The Inter-American Development Bank (IDB) has loaned Honduran textile and clothing manufacturer Grupo Elcatex $ 96 million to help it boost production and exports.
The institution’s IDB Invest arm provided the six-year loan facility to the company’s Elcatex and San Juan Textiles subsidiaries.
The funding will help the Central American sports and basic clothing manufacturer increase its cotton fabric production capacity, diversify its exports with a new synthetic fabric production line and create around 3,200 direct jobs.
The IDB provided $ 64 million directly and helped mobilize an additional $ 32 million from the China Cofinancing Fund for the Americas, the Washington-based multilateral company said in a statement.
The funding also calls on the company to promote small and medium-sized women-owned businesses in Honduras to supply products to its factories. Women Entrepreneurs Finance Initiative (We-Fi) will lead the initiative, the first of its kind at the regional level, to identify opportunities to train women to take on higher sourcing positions and become more involved in the supply chain of ‘Elcatex.
IDB Invest says the agreement with Elcatex and San Juan Textiles is part of its response to the crisis generated by Covid-19 in Latin America and the Caribbean, and supports the manufacturing sector in Central America.

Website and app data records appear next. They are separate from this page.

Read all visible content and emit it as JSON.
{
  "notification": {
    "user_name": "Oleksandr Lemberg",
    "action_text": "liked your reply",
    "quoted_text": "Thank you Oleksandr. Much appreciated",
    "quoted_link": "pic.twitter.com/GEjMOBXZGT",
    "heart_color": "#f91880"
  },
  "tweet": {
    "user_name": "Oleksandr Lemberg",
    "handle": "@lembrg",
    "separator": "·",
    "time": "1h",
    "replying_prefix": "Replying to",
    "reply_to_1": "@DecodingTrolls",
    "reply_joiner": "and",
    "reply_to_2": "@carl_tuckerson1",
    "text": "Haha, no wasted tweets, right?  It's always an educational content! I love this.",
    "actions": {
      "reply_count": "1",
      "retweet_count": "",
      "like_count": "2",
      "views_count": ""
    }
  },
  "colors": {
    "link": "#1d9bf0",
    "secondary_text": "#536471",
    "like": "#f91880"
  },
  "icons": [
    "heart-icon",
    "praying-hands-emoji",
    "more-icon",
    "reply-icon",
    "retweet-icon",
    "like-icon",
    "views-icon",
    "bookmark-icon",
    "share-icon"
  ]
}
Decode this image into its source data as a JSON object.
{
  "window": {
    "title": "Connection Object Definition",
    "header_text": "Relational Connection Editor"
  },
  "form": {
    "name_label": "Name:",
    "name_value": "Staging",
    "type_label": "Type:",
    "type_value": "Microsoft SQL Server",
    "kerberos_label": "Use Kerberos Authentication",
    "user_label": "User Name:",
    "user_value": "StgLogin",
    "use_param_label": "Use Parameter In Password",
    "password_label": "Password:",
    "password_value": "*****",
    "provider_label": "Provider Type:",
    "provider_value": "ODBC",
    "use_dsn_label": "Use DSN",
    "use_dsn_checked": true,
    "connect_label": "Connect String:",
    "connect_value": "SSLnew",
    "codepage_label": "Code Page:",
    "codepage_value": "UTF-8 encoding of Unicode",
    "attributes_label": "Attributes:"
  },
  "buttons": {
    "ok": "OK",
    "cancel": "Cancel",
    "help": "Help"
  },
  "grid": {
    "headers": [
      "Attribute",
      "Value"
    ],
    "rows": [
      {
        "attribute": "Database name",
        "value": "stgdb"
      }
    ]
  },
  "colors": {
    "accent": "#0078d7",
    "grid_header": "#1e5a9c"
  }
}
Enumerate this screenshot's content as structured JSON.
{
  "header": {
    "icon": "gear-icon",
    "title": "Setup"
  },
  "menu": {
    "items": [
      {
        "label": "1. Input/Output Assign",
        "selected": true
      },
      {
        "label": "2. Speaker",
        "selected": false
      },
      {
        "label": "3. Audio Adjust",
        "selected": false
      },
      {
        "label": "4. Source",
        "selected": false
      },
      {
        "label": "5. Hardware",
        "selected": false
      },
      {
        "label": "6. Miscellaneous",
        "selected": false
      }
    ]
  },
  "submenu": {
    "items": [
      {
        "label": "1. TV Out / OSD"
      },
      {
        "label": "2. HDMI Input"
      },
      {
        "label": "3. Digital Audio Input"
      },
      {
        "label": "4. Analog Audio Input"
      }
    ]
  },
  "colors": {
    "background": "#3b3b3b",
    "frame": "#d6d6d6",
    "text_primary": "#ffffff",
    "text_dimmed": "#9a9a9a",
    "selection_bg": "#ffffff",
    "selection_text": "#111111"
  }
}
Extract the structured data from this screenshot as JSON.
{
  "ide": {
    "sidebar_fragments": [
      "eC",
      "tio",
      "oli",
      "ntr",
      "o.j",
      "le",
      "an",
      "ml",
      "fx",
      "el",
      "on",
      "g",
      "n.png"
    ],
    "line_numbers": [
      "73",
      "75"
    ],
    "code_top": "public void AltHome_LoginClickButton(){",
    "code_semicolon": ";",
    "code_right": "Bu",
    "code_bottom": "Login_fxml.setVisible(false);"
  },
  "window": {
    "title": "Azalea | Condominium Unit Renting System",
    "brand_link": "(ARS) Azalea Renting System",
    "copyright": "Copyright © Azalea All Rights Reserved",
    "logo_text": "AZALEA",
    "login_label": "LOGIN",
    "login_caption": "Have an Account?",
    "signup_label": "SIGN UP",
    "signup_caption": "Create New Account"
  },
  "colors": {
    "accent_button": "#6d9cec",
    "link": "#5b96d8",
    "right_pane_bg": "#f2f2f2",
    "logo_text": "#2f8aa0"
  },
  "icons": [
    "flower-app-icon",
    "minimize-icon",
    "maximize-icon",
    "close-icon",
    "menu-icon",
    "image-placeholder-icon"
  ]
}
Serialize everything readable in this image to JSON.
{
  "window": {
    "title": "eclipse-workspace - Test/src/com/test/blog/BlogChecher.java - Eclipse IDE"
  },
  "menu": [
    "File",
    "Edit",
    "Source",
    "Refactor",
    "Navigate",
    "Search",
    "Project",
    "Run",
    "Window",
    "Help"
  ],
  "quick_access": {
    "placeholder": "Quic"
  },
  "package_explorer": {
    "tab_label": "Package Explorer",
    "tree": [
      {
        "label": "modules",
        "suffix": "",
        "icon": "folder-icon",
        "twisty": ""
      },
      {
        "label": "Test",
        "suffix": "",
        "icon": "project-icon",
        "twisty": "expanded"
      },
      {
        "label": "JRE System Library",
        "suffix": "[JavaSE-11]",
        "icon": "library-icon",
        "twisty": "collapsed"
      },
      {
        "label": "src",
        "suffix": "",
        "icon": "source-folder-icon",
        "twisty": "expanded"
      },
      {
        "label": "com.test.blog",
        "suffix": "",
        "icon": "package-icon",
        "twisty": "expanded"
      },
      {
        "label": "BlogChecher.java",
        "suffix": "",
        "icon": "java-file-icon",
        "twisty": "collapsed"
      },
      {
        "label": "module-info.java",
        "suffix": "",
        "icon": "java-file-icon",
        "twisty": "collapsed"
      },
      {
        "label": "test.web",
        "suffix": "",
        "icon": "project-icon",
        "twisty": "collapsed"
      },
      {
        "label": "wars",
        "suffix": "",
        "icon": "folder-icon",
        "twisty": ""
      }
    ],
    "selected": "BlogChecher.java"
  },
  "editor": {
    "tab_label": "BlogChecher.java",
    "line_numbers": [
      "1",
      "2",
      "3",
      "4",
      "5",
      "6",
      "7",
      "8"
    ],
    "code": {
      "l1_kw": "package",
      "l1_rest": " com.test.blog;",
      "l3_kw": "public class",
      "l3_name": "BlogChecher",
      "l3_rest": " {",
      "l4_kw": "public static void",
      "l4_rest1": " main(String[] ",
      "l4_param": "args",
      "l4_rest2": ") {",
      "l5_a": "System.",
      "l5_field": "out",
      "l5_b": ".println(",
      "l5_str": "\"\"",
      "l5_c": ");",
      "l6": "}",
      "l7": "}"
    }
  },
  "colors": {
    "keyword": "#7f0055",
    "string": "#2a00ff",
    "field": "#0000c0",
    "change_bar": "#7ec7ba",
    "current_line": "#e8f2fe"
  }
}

Since the onset of the pandemic, Elcatex “has shown unprecedented flexibility by initially adjusting its biosecurity protocols to protect its associates and later adapting its production, design and clothing lines to produce protective equipment. individual like face masks and surgical gowns, ”he explains.
“Long-term financing enables the growth of customer operations, strengthens the country’s foreign trade and halt job losses in the context of this health and economic crisis.
Honduras is one of the main exporters of textiles and clothing from the Americas to the United States. In turn, industry is one of the main economic activities of the country, accounting for 84% of exports of manufactured products (maquila) in 2019, and directly and indirectly employing more than 150,000 workers.
Vote of confidence
Elcatex has led Honduran efforts to become a larger supplier of synthetic clothing to the United States, giving it an advantage over other Central American countries. However, these plans – also anchored in the Honduras 2020 development plan – have experienced delays in their realization.
Nonetheless, Elcatex continued to expand its business, becoming one of the region’s largest apparel suppliers and employing 9,400 workers in four divisions, including textiles and synthetic filaments, energy, industrial parks and technology. and innovation.
Mario Canahuati, president of the Honduran Association of Maquila AHM (Asociación Hondureña de Maquiladores), says the IDB investment is an endorsement of Elcatex as well as of the future of textiles in Honduras.
He concedes the industry has suffered from the virus, which has slowed down clothing factories for more than three months. However, the resumption of orders and the pivot of certain companies to manufacture personal protective equipment (PPE) made it possible to avoid huge losses. In addition to Elcatex, a new unnamed cotton fabric factory is expected to start soon, generating 1,500 jobs.
“This and Elcatex’s investment should help us recover jobs as long as we can maintain the orders,” Canahuati adds. He says that 50,000 jobs – about 50% of the workforce in the textile sector – were lost during the crisis.
Elcatex currently operates five sewing factories that produce more than 120 million pieces of clothing per year, including white t-shirts, sweatshirts, men’s underwear and sportswear.
Earlier this year, just-style was told that the coronavirus would likely cut Central America’s clothing exports in half. This appears to be corroborated by US apparel import data for April, which showed Central American suppliers Honduras and El Salvador were seeing the biggest drops in shipments at over 90% each.